■ **Work required**
The answer must consist of every line below that contains the word "kind".
── Dataset excerpts
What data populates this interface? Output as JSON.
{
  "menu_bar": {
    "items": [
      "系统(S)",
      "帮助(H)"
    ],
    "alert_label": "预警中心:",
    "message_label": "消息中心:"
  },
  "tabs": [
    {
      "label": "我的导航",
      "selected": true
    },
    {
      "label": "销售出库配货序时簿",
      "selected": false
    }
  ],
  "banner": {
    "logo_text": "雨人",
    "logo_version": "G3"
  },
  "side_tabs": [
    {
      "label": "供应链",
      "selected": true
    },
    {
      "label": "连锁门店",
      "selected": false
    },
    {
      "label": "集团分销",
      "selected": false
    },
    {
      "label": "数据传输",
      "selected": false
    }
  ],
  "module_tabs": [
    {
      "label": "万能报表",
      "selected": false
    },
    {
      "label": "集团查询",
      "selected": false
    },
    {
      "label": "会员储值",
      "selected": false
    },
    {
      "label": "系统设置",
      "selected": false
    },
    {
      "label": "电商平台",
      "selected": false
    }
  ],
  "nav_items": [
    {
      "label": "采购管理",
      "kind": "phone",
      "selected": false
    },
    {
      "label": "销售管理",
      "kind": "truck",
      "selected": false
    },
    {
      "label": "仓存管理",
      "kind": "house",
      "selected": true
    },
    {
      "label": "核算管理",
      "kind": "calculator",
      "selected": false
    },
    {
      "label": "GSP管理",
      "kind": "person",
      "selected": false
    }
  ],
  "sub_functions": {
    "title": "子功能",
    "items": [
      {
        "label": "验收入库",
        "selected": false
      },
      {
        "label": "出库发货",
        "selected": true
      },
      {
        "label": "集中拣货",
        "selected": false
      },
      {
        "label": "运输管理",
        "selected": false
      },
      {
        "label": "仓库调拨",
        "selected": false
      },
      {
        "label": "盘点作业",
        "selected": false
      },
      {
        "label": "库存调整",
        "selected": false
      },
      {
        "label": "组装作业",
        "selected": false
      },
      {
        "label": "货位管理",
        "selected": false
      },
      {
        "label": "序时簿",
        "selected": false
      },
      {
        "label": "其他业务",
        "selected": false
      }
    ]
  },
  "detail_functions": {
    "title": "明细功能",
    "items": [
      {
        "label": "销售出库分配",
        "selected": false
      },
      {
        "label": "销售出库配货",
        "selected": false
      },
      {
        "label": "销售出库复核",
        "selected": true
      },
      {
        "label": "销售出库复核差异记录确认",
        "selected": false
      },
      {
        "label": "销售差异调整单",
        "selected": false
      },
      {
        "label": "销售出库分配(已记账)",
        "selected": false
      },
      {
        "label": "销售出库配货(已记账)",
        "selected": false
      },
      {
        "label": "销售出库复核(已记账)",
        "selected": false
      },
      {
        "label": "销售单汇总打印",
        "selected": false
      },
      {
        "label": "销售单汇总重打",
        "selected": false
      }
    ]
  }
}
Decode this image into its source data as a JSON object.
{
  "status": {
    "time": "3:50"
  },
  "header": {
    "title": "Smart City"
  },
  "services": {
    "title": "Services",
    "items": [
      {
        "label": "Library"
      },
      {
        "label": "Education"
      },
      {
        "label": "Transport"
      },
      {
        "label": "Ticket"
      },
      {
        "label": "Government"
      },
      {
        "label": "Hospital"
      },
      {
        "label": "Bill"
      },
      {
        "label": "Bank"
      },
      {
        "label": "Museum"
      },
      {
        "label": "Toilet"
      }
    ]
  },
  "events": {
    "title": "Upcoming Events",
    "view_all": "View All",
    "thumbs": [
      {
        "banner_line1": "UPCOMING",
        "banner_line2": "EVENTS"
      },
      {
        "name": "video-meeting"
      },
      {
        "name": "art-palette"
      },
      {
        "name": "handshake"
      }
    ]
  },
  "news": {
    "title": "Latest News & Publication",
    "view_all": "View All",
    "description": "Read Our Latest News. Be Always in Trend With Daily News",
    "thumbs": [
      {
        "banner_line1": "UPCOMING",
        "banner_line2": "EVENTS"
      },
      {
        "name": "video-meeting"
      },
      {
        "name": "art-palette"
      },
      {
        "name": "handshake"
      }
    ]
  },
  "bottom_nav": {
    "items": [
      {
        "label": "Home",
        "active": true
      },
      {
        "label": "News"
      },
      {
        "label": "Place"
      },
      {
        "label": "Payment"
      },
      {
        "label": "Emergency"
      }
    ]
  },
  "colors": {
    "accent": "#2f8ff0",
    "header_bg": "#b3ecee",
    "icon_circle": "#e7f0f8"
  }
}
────
■ **Answer area**
      "kind": "phone",
      "kind": "truck",
      "kind": "house",
      "kind": "calculator",
      "kind": "person",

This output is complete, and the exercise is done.